Under the new system, Italy was demoted to a mere Imperial province. Modern Romagna was organized into the Roman province of Flaminia et Picenum in the diocese of Italia Annonaria. Ravenna, surrounded by swamps and marshes and rose in importance, a Roman fleet was based at the city, it had developed into a major port on the Adriatic. However, in 330, the capital of the Empire was transferred to Constantinople, so with the fleet that stationed at Ravenna, thus weakened the coastal defence in the Adriatic. Stepping into the 5th Century, the Germanic migrations into the Empire further intensified. In 402, Emperor Honorius moved the Western Roman Empire's capital from Mediolanum to Ravenna because of the region's defensive terrain. 8 years Alaric I of the Visigoths looted Rome. In 476, Odoacer deposed Romulus in Ravenna. Encouraged by Emperor Zeno, Theodoric the Great led the Ostrogoths into Italy, he entered Ravenna and murdered Odoacer in 493, establishing a twofold kingdom of the Romans and Goths.
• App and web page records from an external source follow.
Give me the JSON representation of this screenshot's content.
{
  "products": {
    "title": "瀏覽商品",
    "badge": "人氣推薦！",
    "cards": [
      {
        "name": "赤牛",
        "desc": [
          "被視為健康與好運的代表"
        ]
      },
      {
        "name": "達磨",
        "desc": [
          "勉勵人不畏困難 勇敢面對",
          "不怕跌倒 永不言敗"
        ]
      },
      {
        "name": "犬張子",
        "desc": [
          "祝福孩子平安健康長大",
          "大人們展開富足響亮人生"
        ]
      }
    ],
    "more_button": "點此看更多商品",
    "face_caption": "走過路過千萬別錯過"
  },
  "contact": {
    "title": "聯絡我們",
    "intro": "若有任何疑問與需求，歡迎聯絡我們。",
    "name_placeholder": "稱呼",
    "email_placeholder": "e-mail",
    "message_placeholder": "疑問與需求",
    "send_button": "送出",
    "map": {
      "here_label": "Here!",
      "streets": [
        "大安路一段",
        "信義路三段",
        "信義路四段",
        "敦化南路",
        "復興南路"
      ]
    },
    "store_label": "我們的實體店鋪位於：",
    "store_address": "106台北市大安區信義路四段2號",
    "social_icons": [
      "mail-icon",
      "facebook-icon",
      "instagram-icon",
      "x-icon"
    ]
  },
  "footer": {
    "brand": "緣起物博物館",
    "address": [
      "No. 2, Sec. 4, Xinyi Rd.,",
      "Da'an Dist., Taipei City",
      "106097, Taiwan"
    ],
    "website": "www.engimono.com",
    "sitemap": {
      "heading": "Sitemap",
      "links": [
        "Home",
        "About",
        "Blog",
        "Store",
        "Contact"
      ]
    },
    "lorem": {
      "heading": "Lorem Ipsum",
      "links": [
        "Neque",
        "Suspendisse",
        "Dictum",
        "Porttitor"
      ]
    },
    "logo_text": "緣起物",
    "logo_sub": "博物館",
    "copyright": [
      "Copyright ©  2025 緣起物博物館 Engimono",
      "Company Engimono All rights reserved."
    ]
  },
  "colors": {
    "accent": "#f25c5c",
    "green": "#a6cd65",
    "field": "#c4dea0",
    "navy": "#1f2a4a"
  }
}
Under the Ostrogoths Italy was restored to its former prosperity. In 535 Justinian I initiated the Gothic War, it was fought for 20 years, the Ostrogoths were subjugated. The peninsula and devastated, was ruled by an exarch from Ravenna. However, Imperial authority was maintained for more than a decade. In 568 new Germanic tribes, the Lombards, entered Italy, established their capital at Pavia; the Empire could defend the region around Ravenna and Rome, connected by a narrow strip of land passing through Perugia, as well as a series of coastal cities. The Imperial frontier retreated to Bologna. In 727 the Lombard King Liutprand renewed war against the Byzantines, taking most of Romagna and besieging Ravenna itself; these territories were returned to the Byzantines in 730. In 737 the king took Ravenna; the exarch, retook the region in 740, with Venetian assistance. Another Lombard king, Aistu